Go through the listing below and list every line with "date".
[Records shown — start]
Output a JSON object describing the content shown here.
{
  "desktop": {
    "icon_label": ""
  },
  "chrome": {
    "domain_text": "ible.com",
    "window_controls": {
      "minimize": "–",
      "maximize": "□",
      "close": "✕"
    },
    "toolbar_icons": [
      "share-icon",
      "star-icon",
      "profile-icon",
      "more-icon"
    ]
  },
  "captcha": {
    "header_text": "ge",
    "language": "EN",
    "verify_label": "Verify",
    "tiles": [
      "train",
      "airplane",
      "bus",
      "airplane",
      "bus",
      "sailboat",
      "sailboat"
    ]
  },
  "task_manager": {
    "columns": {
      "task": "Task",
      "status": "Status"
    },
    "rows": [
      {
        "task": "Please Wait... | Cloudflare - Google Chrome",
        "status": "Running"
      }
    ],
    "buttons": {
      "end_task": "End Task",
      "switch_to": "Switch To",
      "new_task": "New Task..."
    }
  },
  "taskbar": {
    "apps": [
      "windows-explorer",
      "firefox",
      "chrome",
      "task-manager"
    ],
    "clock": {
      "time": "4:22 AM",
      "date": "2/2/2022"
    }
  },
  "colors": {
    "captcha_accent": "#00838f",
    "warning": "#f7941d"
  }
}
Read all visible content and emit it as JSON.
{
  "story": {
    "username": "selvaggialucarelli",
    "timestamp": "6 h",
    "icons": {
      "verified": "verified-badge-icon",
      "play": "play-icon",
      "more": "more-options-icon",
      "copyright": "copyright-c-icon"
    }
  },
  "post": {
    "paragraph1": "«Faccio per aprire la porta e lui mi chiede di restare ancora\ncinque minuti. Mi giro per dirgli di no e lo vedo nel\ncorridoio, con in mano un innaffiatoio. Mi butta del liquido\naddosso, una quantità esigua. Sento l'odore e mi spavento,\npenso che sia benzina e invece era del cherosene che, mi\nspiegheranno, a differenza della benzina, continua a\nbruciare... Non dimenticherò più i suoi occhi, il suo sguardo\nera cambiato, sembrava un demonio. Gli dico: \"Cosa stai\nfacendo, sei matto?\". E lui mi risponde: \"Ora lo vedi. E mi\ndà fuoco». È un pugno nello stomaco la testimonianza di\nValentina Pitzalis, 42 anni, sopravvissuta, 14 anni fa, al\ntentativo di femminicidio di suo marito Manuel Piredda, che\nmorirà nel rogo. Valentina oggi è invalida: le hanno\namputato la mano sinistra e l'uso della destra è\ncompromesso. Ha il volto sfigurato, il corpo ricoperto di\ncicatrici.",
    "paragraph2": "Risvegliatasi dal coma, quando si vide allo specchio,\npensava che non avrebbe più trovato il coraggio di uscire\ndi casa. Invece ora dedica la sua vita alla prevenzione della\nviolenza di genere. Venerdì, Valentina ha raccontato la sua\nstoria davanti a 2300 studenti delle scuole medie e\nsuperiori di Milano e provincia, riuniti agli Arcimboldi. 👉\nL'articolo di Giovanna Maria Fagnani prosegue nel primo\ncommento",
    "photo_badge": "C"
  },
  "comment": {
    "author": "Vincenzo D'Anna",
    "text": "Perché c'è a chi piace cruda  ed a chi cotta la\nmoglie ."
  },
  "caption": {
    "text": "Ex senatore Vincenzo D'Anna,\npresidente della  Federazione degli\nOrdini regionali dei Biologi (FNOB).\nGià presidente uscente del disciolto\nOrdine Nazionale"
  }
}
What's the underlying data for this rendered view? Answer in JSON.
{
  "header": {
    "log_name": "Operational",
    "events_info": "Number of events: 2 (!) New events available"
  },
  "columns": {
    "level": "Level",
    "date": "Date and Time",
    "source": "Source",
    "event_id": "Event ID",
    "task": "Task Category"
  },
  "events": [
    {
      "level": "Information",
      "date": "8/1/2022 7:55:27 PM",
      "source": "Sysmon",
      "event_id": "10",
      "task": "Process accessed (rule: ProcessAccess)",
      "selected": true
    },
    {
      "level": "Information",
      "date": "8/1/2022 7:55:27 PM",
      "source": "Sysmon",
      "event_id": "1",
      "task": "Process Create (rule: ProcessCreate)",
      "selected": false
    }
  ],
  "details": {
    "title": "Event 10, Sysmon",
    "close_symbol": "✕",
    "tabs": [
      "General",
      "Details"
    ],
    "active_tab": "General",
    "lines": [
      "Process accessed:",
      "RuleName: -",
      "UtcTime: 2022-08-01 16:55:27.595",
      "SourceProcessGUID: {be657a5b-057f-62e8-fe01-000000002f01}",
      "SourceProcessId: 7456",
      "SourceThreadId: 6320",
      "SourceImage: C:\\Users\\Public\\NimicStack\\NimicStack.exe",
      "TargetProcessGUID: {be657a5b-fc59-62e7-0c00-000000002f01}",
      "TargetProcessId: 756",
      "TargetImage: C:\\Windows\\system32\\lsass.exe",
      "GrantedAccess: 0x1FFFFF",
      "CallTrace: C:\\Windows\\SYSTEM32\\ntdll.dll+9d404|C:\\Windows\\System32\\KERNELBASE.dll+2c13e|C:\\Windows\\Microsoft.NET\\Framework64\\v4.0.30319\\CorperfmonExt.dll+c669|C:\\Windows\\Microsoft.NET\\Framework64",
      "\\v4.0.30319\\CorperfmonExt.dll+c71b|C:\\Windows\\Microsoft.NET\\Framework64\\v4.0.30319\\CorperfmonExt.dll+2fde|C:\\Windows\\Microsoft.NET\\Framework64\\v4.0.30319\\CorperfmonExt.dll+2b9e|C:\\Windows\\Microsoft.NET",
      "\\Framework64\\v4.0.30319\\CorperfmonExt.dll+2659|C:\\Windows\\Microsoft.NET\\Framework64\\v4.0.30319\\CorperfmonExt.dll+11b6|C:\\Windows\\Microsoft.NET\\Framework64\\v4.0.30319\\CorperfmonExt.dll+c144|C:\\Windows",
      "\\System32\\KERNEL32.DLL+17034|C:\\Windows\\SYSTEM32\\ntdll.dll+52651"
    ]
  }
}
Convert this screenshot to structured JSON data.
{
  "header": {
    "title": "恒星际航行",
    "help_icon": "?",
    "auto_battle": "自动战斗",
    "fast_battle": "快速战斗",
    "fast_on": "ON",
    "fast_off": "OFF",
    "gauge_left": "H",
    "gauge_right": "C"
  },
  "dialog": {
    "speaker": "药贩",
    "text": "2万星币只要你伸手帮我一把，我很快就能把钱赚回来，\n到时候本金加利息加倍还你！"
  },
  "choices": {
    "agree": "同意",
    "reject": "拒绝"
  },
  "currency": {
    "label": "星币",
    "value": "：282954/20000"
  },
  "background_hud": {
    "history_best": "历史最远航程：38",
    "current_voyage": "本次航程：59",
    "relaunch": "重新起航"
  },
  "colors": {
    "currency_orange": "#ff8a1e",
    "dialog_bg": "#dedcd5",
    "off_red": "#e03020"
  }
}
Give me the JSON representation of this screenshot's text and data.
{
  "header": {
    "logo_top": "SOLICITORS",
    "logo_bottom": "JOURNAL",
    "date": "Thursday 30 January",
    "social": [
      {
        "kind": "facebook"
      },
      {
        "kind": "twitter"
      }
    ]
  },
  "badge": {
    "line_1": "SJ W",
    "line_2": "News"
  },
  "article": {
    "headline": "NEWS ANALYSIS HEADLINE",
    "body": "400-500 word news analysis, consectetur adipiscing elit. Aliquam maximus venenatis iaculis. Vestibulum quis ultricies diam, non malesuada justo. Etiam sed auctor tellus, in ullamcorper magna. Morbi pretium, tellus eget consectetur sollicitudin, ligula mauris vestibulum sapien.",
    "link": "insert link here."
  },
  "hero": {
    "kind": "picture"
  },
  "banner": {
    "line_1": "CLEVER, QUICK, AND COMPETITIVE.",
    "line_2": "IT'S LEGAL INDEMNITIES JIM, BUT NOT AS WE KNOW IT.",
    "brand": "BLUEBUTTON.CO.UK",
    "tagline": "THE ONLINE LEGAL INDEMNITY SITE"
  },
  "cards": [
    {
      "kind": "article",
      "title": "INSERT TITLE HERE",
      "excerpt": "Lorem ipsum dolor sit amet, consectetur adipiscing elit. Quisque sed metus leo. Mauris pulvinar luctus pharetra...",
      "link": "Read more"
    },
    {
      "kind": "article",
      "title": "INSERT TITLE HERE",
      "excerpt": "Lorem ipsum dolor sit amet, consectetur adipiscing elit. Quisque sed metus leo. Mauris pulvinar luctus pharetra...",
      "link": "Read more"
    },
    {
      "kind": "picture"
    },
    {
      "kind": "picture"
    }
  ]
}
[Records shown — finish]
Written reply:
      "date": "2/2/2022"
    "date": "Date and Time",
      "date": "8/1/2022 7:55:27 PM",
      "date": "8/1/2022 7:55:27 PM",
    "date": "Thursday 30 January",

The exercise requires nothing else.